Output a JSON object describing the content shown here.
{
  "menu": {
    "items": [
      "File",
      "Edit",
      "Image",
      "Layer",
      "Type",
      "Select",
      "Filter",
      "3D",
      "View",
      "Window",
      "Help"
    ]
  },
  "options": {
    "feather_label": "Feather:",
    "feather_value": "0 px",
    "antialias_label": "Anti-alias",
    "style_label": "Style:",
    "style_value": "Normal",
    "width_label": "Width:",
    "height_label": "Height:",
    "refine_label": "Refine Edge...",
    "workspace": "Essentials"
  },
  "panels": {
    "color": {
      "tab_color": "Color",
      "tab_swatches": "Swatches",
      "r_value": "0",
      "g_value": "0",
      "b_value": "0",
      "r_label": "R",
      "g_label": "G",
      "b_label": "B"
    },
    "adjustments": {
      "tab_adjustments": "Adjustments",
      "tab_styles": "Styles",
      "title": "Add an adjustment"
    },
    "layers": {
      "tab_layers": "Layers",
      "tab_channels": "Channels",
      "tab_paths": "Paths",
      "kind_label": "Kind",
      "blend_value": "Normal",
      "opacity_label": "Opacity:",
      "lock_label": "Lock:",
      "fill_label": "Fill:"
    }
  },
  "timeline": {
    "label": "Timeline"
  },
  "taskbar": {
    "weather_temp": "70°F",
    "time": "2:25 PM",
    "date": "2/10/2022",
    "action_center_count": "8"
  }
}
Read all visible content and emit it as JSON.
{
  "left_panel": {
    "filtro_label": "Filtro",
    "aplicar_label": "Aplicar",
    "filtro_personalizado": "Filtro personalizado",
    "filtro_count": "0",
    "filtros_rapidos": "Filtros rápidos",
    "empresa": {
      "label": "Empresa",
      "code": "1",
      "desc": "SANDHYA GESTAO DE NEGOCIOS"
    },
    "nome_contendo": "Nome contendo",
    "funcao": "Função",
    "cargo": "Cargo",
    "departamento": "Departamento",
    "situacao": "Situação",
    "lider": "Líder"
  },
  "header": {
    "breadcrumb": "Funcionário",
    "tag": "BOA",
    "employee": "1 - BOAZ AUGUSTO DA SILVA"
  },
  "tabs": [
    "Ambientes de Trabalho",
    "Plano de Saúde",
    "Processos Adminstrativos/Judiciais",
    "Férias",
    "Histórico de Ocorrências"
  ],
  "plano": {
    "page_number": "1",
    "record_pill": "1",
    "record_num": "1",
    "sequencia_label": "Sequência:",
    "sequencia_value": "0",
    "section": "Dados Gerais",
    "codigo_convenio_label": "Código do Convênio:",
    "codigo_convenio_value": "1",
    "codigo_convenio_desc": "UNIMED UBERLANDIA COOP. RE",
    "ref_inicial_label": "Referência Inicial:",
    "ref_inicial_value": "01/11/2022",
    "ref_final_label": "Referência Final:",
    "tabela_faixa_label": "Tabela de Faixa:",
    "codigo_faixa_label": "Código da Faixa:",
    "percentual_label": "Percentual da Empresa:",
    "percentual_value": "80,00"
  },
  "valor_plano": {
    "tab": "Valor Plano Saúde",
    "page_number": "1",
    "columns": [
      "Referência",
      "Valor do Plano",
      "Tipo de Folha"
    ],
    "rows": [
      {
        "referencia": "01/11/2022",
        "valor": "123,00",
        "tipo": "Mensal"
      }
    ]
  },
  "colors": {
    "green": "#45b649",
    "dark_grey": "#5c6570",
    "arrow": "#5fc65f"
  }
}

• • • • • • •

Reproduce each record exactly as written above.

Output a JSON object describing the content shown here.
{
  "menu": {
    "items": [
      "File",
      "Edit",
      "Image",
      "Layer",
      "Type",
      "Select",
      "Filter",
      "3D",
      "View",
      "Window",
      "Help"
    ]
  },
  "options": {
    "feather_label": "Feather:",
    "feather_value": "0 px",
    "antialias_label": "Anti-alias",
    "style_label": "Style:",
    "style_value": "Normal",
    "width_label": "Width:",
    "height_label": "Height:",
    "refine_label": "Refine Edge...",
    "workspace": "Essentials"
  },
  "panels": {
    "color": {
      "tab_color": "Color",
      "tab_swatches": "Swatches",
      "r_value": "0",
      "g_value": "0",
      "b_value": "0",
      "r_label": "R",
      "g_label": "G",
      "b_label": "B"
    },
    "adjustments": {
      "tab_adjustments": "Adjustments",
      "tab_styles": "Styles",
      "title": "Add an adjustment"
    },
    "layers": {
      "tab_layers": "Layers",
      "tab_channels": "Channels",
      "tab_paths": "Paths",
      "kind_label": "Kind",
      "blend_value": "Normal",
      "opacity_label": "Opacity:",
      "lock_label": "Lock:",
      "fill_label": "Fill:"
    }
  },
  "timeline": {
    "label": "Timeline"
  },
  "taskbar": {
    "weather_temp": "70°F",
    "time": "2:25 PM",
    "date": "2/10/2022",
    "action_center_count": "8"
  }
}
Read all visible content and emit it as JSON.
{
  "left_panel": {
    "filtro_label": "Filtro",
    "aplicar_label": "Aplicar",
    "filtro_personalizado": "Filtro personalizado",
    "filtro_count": "0",
    "filtros_rapidos": "Filtros rápidos",
    "empresa": {
      "label": "Empresa",
      "code": "1",
      "desc": "SANDHYA GESTAO DE NEGOCIOS"
    },
    "nome_contendo": "Nome contendo",
    "funcao": "Função",
    "cargo": "Cargo",
    "departamento": "Departamento",
    "situacao": "Situação",
    "lider": "Líder"
  },
  "header": {
    "breadcrumb": "Funcionário",
    "tag": "BOA",
    "employee": "1 - BOAZ AUGUSTO DA SILVA"
  },
  "tabs": [
    "Ambientes de Trabalho",
    "Plano de Saúde",
    "Processos Adminstrativos/Judiciais",
    "Férias",
    "Histórico de Ocorrências"
  ],
  "plano": {
    "page_number": "1",
    "record_pill": "1",
    "record_num": "1",
    "sequencia_label": "Sequência:",
    "sequencia_value": "0",
    "section": "Dados Gerais",
    "codigo_convenio_label": "Código do Convênio:",
    "codigo_convenio_value": "1",
    "codigo_convenio_desc": "UNIMED UBERLANDIA COOP. RE",
    "ref_inicial_label": "Referência Inicial:",
    "ref_inicial_value": "01/11/2022",
    "ref_final_label": "Referência Final:",
    "tabela_faixa_label": "Tabela de Faixa:",
    "codigo_faixa_label": "Código da Faixa:",
    "percentual_label": "Percentual da Empresa:",
    "percentual_value": "80,00"
  },
  "valor_plano": {
    "tab": "Valor Plano Saúde",
    "page_number": "1",
    "columns": [
      "Referência",
      "Valor do Plano",
      "Tipo de Folha"
    ],
    "rows": [
      {
        "referencia": "01/11/2022",
        "valor": "123,00",
        "tipo": "Mensal"
      }
    ]
  },
  "colors": {
    "green": "#45b649",
    "dark_grey": "#5c6570",
    "arrow": "#5fc65f"
  }
}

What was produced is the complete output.